This option would still give magic-users an edge over other casters without negating common challenges like countering darkness, repairing damaged mundane items, etc.
What do you think? Please post comments below.
As you can tell from my dearth of posts, my Gamma World revision has ground to a complete halt. Having only played the game a few times back in the ’80s has gotten in the way of my ability to overhaul the rules so that it runs smoothly while managing to “feel” like the old game.
I might return to those rules eventually but, for now, I’m going back to what I know; both Dungeons & Dragons and Barbarians of Lemuria.
On the plus side, I’ve gotten a playtest session of BX3e, a modern take on Tom Moldvay’s Basic and Expert rules, under my belt and am happy with how smoothly it ran. The only minor quibble was that one player would have preferred to see a Dex-based melee attack modifier for daggers and short swords (which fall under the umbrella of finesse weapons in recent editions of D&D).
So, I’m considering one of two options:
1] Allow all unencumbered characters to add their DEX bonus, rather than STR bonus, to all melee attack rolls with daggers or short swords. (The simpler option)
2] Create a duelist/swashbuckler class for those who wish to make a DEX-based fighter. I’ll post this in a little while…
After a few months of playing video games, watching far too much TV, and generally bumming around, I’ve decided that I should get back to work on my updated Gamma World rules.
My work on those rules came screeching to a halt when I came to the combat section and decided that the original rules were a bit of a mess (apologies to those who like them, warts and all). Having not played Gamma World since the early 90s (and, even then, I used Bruce Nesmith’s 4th edition rules), I had forgotten how kludgy the game was. That realization discouraged me from continuing on the rules… until now.

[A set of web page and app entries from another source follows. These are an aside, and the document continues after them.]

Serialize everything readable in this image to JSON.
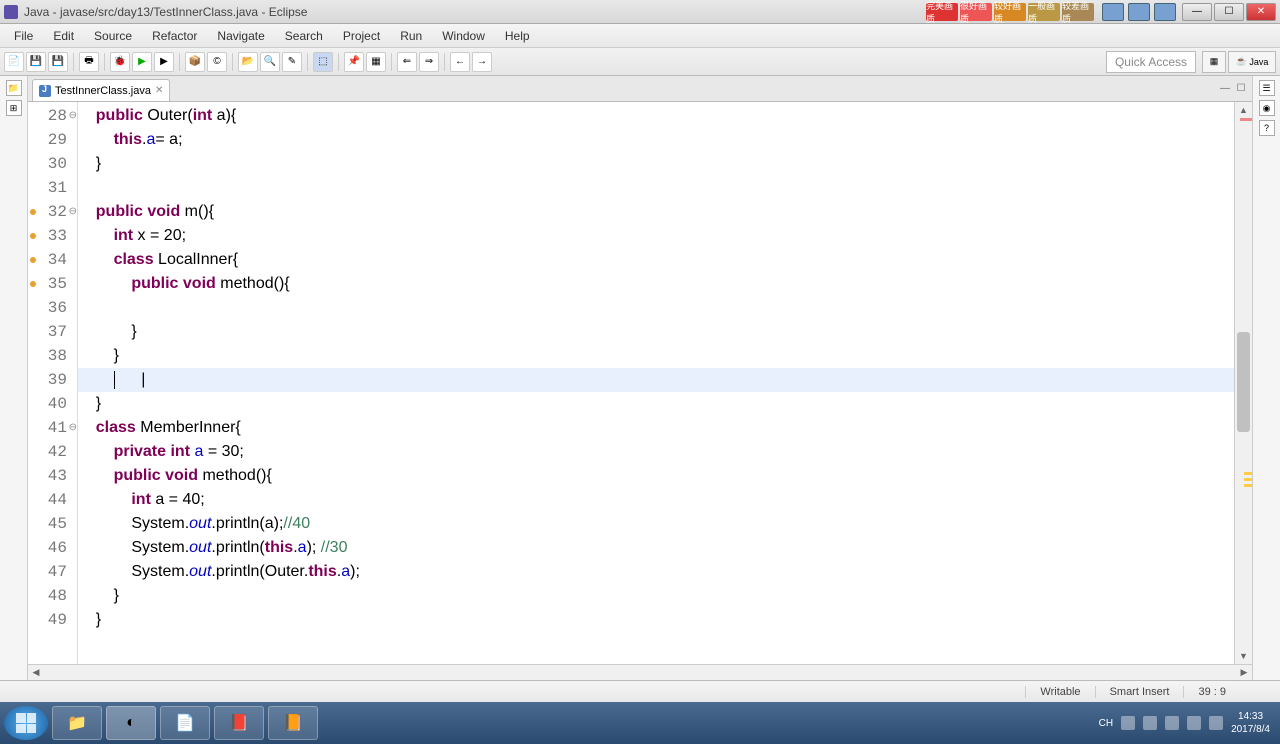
{
  "window": {
    "title": "Java - javase/src/day13/TestInnerClass.java - Eclipse"
  },
  "quality_badges": [
    "完美画质",
    "很好画质",
    "较好画质",
    "一般画质",
    "较差画质"
  ],
  "menu": [
    "File",
    "Edit",
    "Source",
    "Refactor",
    "Navigate",
    "Search",
    "Project",
    "Run",
    "Window",
    "Help"
  ],
  "quick_access": {
    "placeholder": "Quick Access"
  },
  "perspective": {
    "label": "Java"
  },
  "tab": {
    "name": "TestInnerClass.java",
    "close": "✕"
  },
  "gutter": {
    "start": 28,
    "lines": [
      {
        "n": 28,
        "folded": true
      },
      {
        "n": 29
      },
      {
        "n": 30
      },
      {
        "n": 31
      },
      {
        "n": 32,
        "marked": true,
        "folded": true
      },
      {
        "n": 33,
        "marked": true
      },
      {
        "n": 34,
        "marked": true
      },
      {
        "n": 35,
        "marked": true
      },
      {
        "n": 36
      },
      {
        "n": 37
      },
      {
        "n": 38
      },
      {
        "n": 39
      },
      {
        "n": 40
      },
      {
        "n": 41,
        "folded": true
      },
      {
        "n": 42
      },
      {
        "n": 43
      },
      {
        "n": 44
      },
      {
        "n": 45
      },
      {
        "n": 46
      },
      {
        "n": 47
      },
      {
        "n": 48
      },
      {
        "n": 49
      }
    ]
  },
  "code": [
    {
      "indent": "    ",
      "tokens": [
        {
          "t": "public",
          "c": "kw"
        },
        {
          "t": " Outer("
        },
        {
          "t": "int",
          "c": "kw"
        },
        {
          "t": " a){"
        }
      ]
    },
    {
      "indent": "        ",
      "tokens": [
        {
          "t": "this",
          "c": "kw"
        },
        {
          "t": "."
        },
        {
          "t": "a",
          "c": "fld"
        },
        {
          "t": "= a;"
        }
      ]
    },
    {
      "indent": "    ",
      "tokens": [
        {
          "t": "}"
        }
      ]
    },
    {
      "indent": "",
      "tokens": []
    },
    {
      "indent": "    ",
      "tokens": [
        {
          "t": "public",
          "c": "kw"
        },
        {
          "t": " "
        },
        {
          "t": "void",
          "c": "kw"
        },
        {
          "t": " m(){"
        }
      ]
    },
    {
      "indent": "        ",
      "tokens": [
        {
          "t": "int",
          "c": "kw"
        },
        {
          "t": " x = 20;"
        }
      ]
    },
    {
      "indent": "        ",
      "tokens": [
        {
          "t": "class",
          "c": "kw"
        },
        {
          "t": " LocalInner{"
        }
      ]
    },
    {
      "indent": "            ",
      "tokens": [
        {
          "t": "public",
          "c": "kw"
        },
        {
          "t": " "
        },
        {
          "t": "void",
          "c": "kw"
        },
        {
          "t": " method(){"
        }
      ]
    },
    {
      "indent": "",
      "tokens": []
    },
    {
      "indent": "            ",
      "tokens": [
        {
          "t": "}"
        }
      ]
    },
    {
      "indent": "        ",
      "tokens": [
        {
          "t": "}"
        }
      ]
    },
    {
      "indent": "        ",
      "tokens": [],
      "current": true,
      "cursor": true,
      "textcursor": "      |"
    },
    {
      "indent": "    ",
      "tokens": [
        {
          "t": "}"
        }
      ]
    },
    {
      "indent": "    ",
      "tokens": [
        {
          "t": "class",
          "c": "kw"
        },
        {
          "t": " MemberInner{"
        }
      ]
    },
    {
      "indent": "        ",
      "tokens": [
        {
          "t": "private",
          "c": "kw"
        },
        {
          "t": " "
        },
        {
          "t": "int",
          "c": "kw"
        },
        {
          "t": " "
        },
        {
          "t": "a",
          "c": "fld"
        },
        {
          "t": " = 30;"
        }
      ]
    },
    {
      "indent": "        ",
      "tokens": [
        {
          "t": "public",
          "c": "kw"
        },
        {
          "t": " "
        },
        {
          "t": "void",
          "c": "kw"
        },
        {
          "t": " method(){"
        }
      ]
    },
    {
      "indent": "            ",
      "tokens": [
        {
          "t": "int",
          "c": "kw"
        },
        {
          "t": " a = 40;"
        }
      ]
    },
    {
      "indent": "            ",
      "tokens": [
        {
          "t": "System."
        },
        {
          "t": "out",
          "c": "fld-i"
        },
        {
          "t": ".println(a);"
        },
        {
          "t": "//40",
          "c": "cm"
        }
      ]
    },
    {
      "indent": "            ",
      "tokens": [
        {
          "t": "System."
        },
        {
          "t": "out",
          "c": "fld-i"
        },
        {
          "t": ".println("
        },
        {
          "t": "this",
          "c": "kw"
        },
        {
          "t": "."
        },
        {
          "t": "a",
          "c": "fld"
        },
        {
          "t": "); "
        },
        {
          "t": "//30",
          "c": "cm"
        }
      ]
    },
    {
      "indent": "            ",
      "tokens": [
        {
          "t": "System."
        },
        {
          "t": "out",
          "c": "fld-i"
        },
        {
          "t": ".println(Outer."
        },
        {
          "t": "this",
          "c": "kw"
        },
        {
          "t": "."
        },
        {
          "t": "a",
          "c": "fld"
        },
        {
          "t": ");"
        }
      ]
    },
    {
      "indent": "        ",
      "tokens": [
        {
          "t": "}"
        }
      ]
    },
    {
      "indent": "    ",
      "tokens": [
        {
          "t": "}"
        }
      ]
    }
  ],
  "status": {
    "writable": "Writable",
    "insert": "Smart Insert",
    "pos": "39 : 9"
  },
  "tray": {
    "ime": "CH",
    "time": "14:33",
    "date": "2017/8/4"
  }
}
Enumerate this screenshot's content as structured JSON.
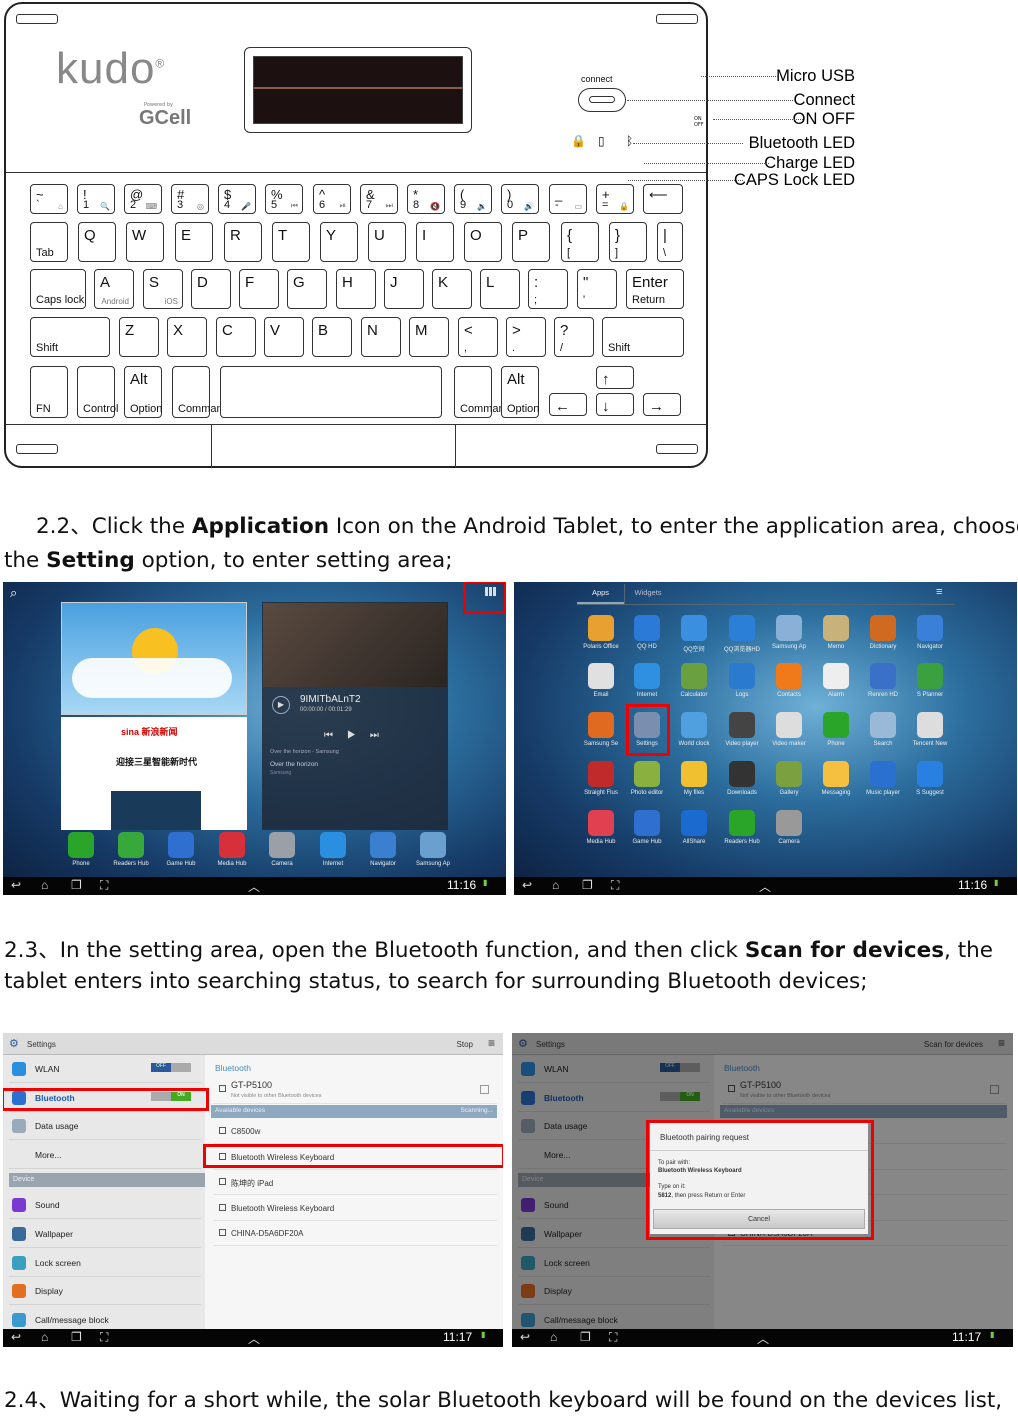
{
  "keyboard": {
    "brand": "kudo",
    "brand_mark": "®",
    "powered_by": "Powered by",
    "gcell": "GCell",
    "connect_label": "connect",
    "on_label": "ON",
    "off_label": "OFF",
    "callouts": [
      "Micro USB",
      "Connect",
      "ON OFF",
      "Bluetooth LED",
      "Charge LED",
      "CAPS Lock LED"
    ],
    "rows": [
      [
        [
          "~",
          "`",
          "⌂"
        ],
        [
          "!",
          "1",
          "🔍"
        ],
        [
          "@",
          "2",
          "⌨"
        ],
        [
          "#",
          "3",
          "◎"
        ],
        [
          "$",
          "4",
          "🎤"
        ],
        [
          "%",
          "5",
          "⏮"
        ],
        [
          "^",
          "6",
          "⏯"
        ],
        [
          "&",
          "7",
          "⏭"
        ],
        [
          "*",
          "8",
          "🔇"
        ],
        [
          "(",
          "9",
          "🔉"
        ],
        [
          ")",
          "0",
          "🔊"
        ],
        [
          "_",
          "-",
          "▭"
        ],
        [
          "+",
          "=",
          "🔒"
        ],
        [
          "⟵",
          "",
          ""
        ]
      ],
      [
        [
          "",
          "Tab",
          ""
        ],
        [
          "Q",
          "",
          ""
        ],
        [
          "W",
          "",
          ""
        ],
        [
          "E",
          "",
          ""
        ],
        [
          "R",
          "",
          ""
        ],
        [
          "T",
          "",
          ""
        ],
        [
          "Y",
          "",
          ""
        ],
        [
          "U",
          "",
          ""
        ],
        [
          "I",
          "",
          ""
        ],
        [
          "O",
          "",
          ""
        ],
        [
          "P",
          "",
          ""
        ],
        [
          "{",
          "[",
          ""
        ],
        [
          "}",
          "]",
          ""
        ],
        [
          "|",
          "\\",
          ""
        ]
      ],
      [
        [
          "",
          "Caps lock",
          ""
        ],
        [
          "A",
          "",
          "Android"
        ],
        [
          "S",
          "",
          "iOS"
        ],
        [
          "D",
          "",
          ""
        ],
        [
          "F",
          "",
          ""
        ],
        [
          "G",
          "",
          ""
        ],
        [
          "H",
          "",
          ""
        ],
        [
          "J",
          "",
          ""
        ],
        [
          "K",
          "",
          ""
        ],
        [
          "L",
          "",
          ""
        ],
        [
          ":",
          ";",
          ""
        ],
        [
          "\"",
          "'",
          ""
        ],
        [
          "Enter",
          "Return",
          ""
        ]
      ],
      [
        [
          "",
          "Shift",
          ""
        ],
        [
          "Z",
          "",
          ""
        ],
        [
          "X",
          "",
          ""
        ],
        [
          "C",
          "",
          ""
        ],
        [
          "V",
          "",
          ""
        ],
        [
          "B",
          "",
          ""
        ],
        [
          "N",
          "",
          ""
        ],
        [
          "M",
          "",
          ""
        ],
        [
          "<",
          ",",
          ""
        ],
        [
          ">",
          ".",
          ""
        ],
        [
          "?",
          "/",
          ""
        ],
        [
          "",
          "Shift",
          ""
        ]
      ],
      [
        [
          "",
          "FN",
          ""
        ],
        [
          "",
          "Control",
          ""
        ],
        [
          "Alt",
          "Option",
          ""
        ],
        [
          "",
          "Command",
          ""
        ],
        [
          "",
          "",
          ""
        ],
        [
          "",
          "Command",
          ""
        ],
        [
          "Alt",
          "Option",
          ""
        ],
        [
          "←",
          "",
          ""
        ],
        [
          "↑",
          "",
          ""
        ],
        [
          "↓",
          "",
          ""
        ],
        [
          "→",
          "",
          ""
        ]
      ]
    ]
  },
  "paragraphs": {
    "p22": {
      "prefix": "2.2、Click the ",
      "b1": "Application",
      "mid": " Icon on the Android Tablet, to enter the application area, choose",
      "line2_pre": "the ",
      "b2": "Setting",
      "line2_post": " option, to enter setting area;"
    },
    "p23": {
      "prefix": "2.3、In the setting area, open the Bluetooth function, and then click ",
      "b1": "Scan for devices",
      "post": ", the",
      "line2": "tablet enters into searching status, to search for surrounding Bluetooth devices;"
    },
    "p24": {
      "text": "2.4、Waiting for a short while, the solar Bluetooth keyboard will be found on the devices list,"
    }
  },
  "home": {
    "time": "11:16",
    "video_title": "9IMITbALnT2",
    "video_time": "00:00:00 / 00:01:29",
    "music_line": "Over the horizon - Samsung",
    "track": "Over the horizon",
    "artist": "Samsung",
    "news_title": "迎接三星智能新时代",
    "news_brand": "sina 新浪新闻",
    "dock": [
      "Phone",
      "Readers Hub",
      "Game Hub",
      "Media Hub",
      "Camera",
      "Internet",
      "Navigator",
      "Samsung Ap"
    ],
    "dock_colors": [
      "#2aa52a",
      "#37a83a",
      "#2f6fd0",
      "#d8303a",
      "#9aa0a6",
      "#2a8fe0",
      "#3a7fd0",
      "#6aa0d0"
    ]
  },
  "apps": {
    "time": "11:16",
    "tabs": [
      "Apps",
      "Widgets"
    ],
    "items": [
      "Polaris Office",
      "QQ HD",
      "QQ空间",
      "QQ浏览器HD",
      "Samsung Ap",
      "Memo",
      "Dictionary",
      "Navigator",
      "Email",
      "Internet",
      "Calculator",
      "Logs",
      "Contacts",
      "Alarm",
      "Renren HD",
      "S Planner",
      "Samsung Se",
      "Settings",
      "World clock",
      "Video player",
      "Video maker",
      "Phone",
      "Search",
      "Tencent New",
      "Straight Flus",
      "Photo editor",
      "My files",
      "Downloads",
      "Gallery",
      "Messaging",
      "Music player",
      "S Suggest",
      "Media Hub",
      "Game Hub",
      "AllShare",
      "Readers Hub",
      "Camera"
    ],
    "colors": [
      "#e8a030",
      "#2b7ad8",
      "#3a8fe0",
      "#2c7fd6",
      "#8ab0d8",
      "#c9b27a",
      "#d06a20",
      "#3a80d8",
      "#e0e0e0",
      "#2f8fe0",
      "#6aa040",
      "#2a7ad0",
      "#f07a1a",
      "#eeeeee",
      "#3a70c8",
      "#3aa040",
      "#e06a20",
      "#7a8fb0",
      "#50a0e0",
      "#444",
      "#ddd",
      "#2aa52a",
      "#9ab8d8",
      "#ddd",
      "#c02a2a",
      "#8ab040",
      "#f0c030",
      "#333",
      "#7aa040",
      "#f5c040",
      "#2a70d0",
      "#2a80e0",
      "#e04050",
      "#2f6fd0",
      "#1a6ad0",
      "#2aa52a",
      "#999"
    ]
  },
  "settings": {
    "time": "11:17",
    "title": "Settings",
    "stop": "Stop",
    "scan": "Scan for devices",
    "left": [
      {
        "label": "WLAN",
        "toggle": "OFF",
        "color": "#2a8fe0"
      },
      {
        "label": "Bluetooth",
        "toggle": "ON",
        "color": "#2a70d0"
      },
      {
        "label": "Data usage",
        "color": "#9ab"
      },
      {
        "label": "More...",
        "color": ""
      },
      {
        "header": "Device"
      },
      {
        "label": "Sound",
        "color": "#7a3ad0"
      },
      {
        "label": "Wallpaper",
        "color": "#3a6a9a"
      },
      {
        "label": "Lock screen",
        "color": "#3aa0c0"
      },
      {
        "label": "Display",
        "color": "#e07020"
      },
      {
        "label": "Call/message block",
        "color": "#3a9ad0"
      }
    ],
    "bt_header": "Bluetooth",
    "my_device": "GT-P5100",
    "my_sub": "Not visible to other Bluetooth devices",
    "available": "Available devices",
    "scanning": "Scanning...",
    "devices": [
      "C8500w",
      "Bluetooth Wireless Keyboard",
      "陈坤的 iPad",
      "Bluetooth Wireless Keyboard",
      "CHINA-D5A6DF20A"
    ],
    "dialog": {
      "title": "Bluetooth pairing request",
      "pair_with": "To pair with:",
      "device": "Bluetooth Wireless Keyboard",
      "type_on": "Type on it:",
      "code": "5812",
      "code_suffix": ", then press Return or Enter",
      "cancel": "Cancel"
    }
  }
}
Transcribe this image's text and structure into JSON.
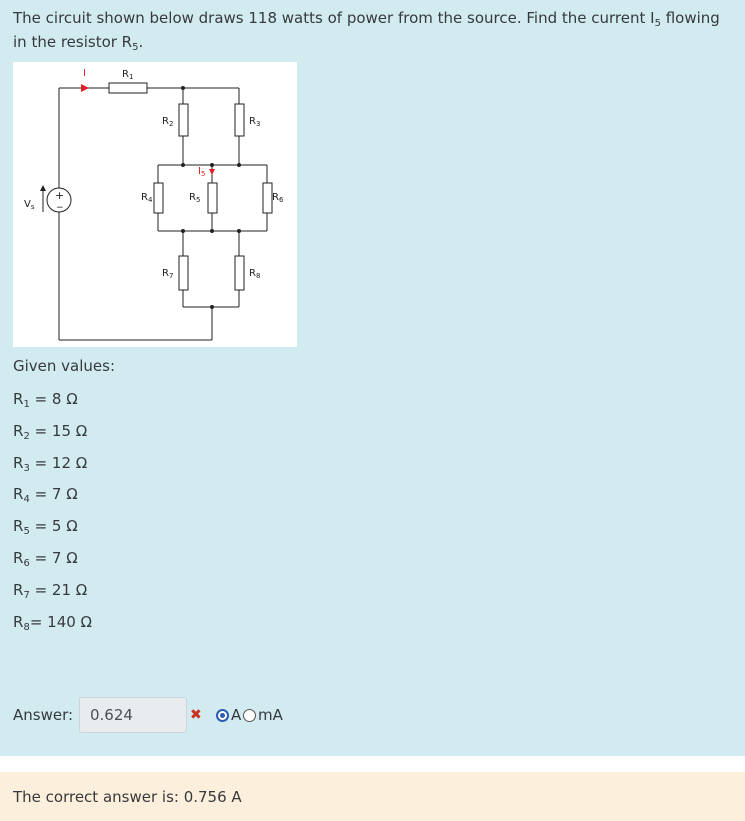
{
  "question": {
    "text_before_i": "The circuit shown below draws 118 watts of power from the source. Find the current I",
    "i_sub": "5",
    "text_mid": " flowing in the resistor R",
    "r_sub": "5",
    "text_end": "."
  },
  "circuit_labels": {
    "current_i": "I",
    "r1": "R",
    "r1_sub": "1",
    "r2": "R",
    "r2_sub": "2",
    "r3": "R",
    "r3_sub": "3",
    "r4": "R",
    "r4_sub": "4",
    "r5": "R",
    "r5_sub": "5",
    "r6": "R",
    "r6_sub": "6",
    "r7": "R",
    "r7_sub": "7",
    "r8": "R",
    "r8_sub": "8",
    "i5": "I",
    "i5_sub": "5",
    "vs": "V",
    "vs_sub": "s",
    "plus": "+",
    "minus": "−"
  },
  "given": {
    "title": "Given values:",
    "values": [
      {
        "sym": "R",
        "sub": "1",
        "text": " = 8 Ω"
      },
      {
        "sym": "R",
        "sub": "2",
        "text": " = 15 Ω"
      },
      {
        "sym": "R",
        "sub": "3",
        "text": " = 12 Ω"
      },
      {
        "sym": "R",
        "sub": "4",
        "text": " = 7 Ω"
      },
      {
        "sym": "R",
        "sub": "5",
        "text": " = 5 Ω"
      },
      {
        "sym": "R",
        "sub": "6",
        "text": " = 7 Ω"
      },
      {
        "sym": "R",
        "sub": "7",
        "text": " = 21 Ω"
      },
      {
        "sym": "R",
        "sub": "8",
        "text": "= 140 Ω"
      }
    ]
  },
  "answer": {
    "label": "Answer:",
    "value": "0.624",
    "incorrect_mark": "✖",
    "units": [
      {
        "label": "A",
        "selected": true
      },
      {
        "label": "mA",
        "selected": false
      }
    ]
  },
  "feedback": {
    "text": "The correct answer is: 0.756 A"
  },
  "colors": {
    "question_bg": "#d2ebf0",
    "feedback_bg": "#fcefdc",
    "incorrect": "#ca3120",
    "arrow": "#e02020"
  }
}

The challenge is to create consistent and intuitive rules, while making the game still feel like old school Gamma World. I’m not sure if that’s possible, but that’s the plan. 😉